Aspartame (Equal and NutraSweet), sucralose (Splenda), and saccharin (Sweet ‘N Low) are often used in place of sugar to cut calorie counts and allow manufacturers to slap a “sugar-free!” claim on their product. Despite any weight loss claims (wrongly) associated with them, artificial sweeteners have been linked to weight gain, among other issues, like the death of nerve cells and increased acidity in the body.

Artificial colors:

These are included to make certain food products more visually appealing. Artificial colors have been linked to everything from tumors to hyperactivity in children, and there’s really no good reason to consume them. You’ll see them listed as a color and a number, like Red 40, Yellow 5, etc.

Artificial and natural flavors:

These won’t always be spelled out in specifics for you, but you should skip foods that list “artificial flavors” or “natural flavors” in the ingredients list.
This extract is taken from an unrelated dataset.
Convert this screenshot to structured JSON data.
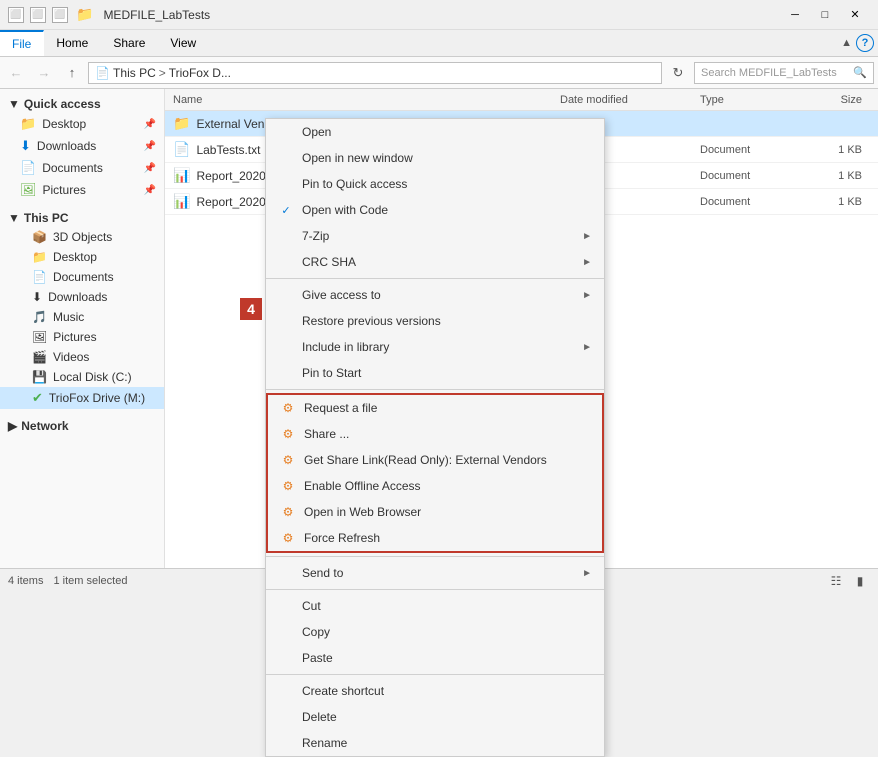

Artificial flavorings can be any number of chemical concoctions, but “natural” sounds innocent enough, right? In reality, it’s not. It’s too vague. There are plenty of natural flavors out there you would be less than thrilled to know you’re consuming, and they can hide under that cloak.

For example, castoreum, a secretion from beavers’ anal glands, is sometimes used as a food additive and falls into that “natural flavors” category. Natural flavoring can also include other animal products, GMO crops, and more, some of which you may even be sensitive to.


Getting Started

You won’t remember the details behind all of the ingredients overnight, and there are a lot of things the food industry doesn’t want you to know about what’s really in your food. What you can do is look for foods that have the most recognizable ingredients, and ingredients you know are safe to eat.

Start by looking for ingredients lists that are free of artificial colors, flavors, and sweeteners. Look for the words “soy” or “whey.” Check for oils- and see how they are listed up on the ingredient list. You don’t have to always be “perfect”, but it’s better to avoid products with those ingredients, and/or high amounts of oil.

It takes time to transition into understanding all the information I shared above, especially if the Beauty Detox Lifestyle is new to you. Take your time and follow the program at your own pace. See what feels good in your body, and build your personal stocklist of products that feel good in your body and that you love. You are unique and what works best for you is unique.

I am always here supporting you here on the blog and in my social communities! 

Wishing you lots of love,

Kimberly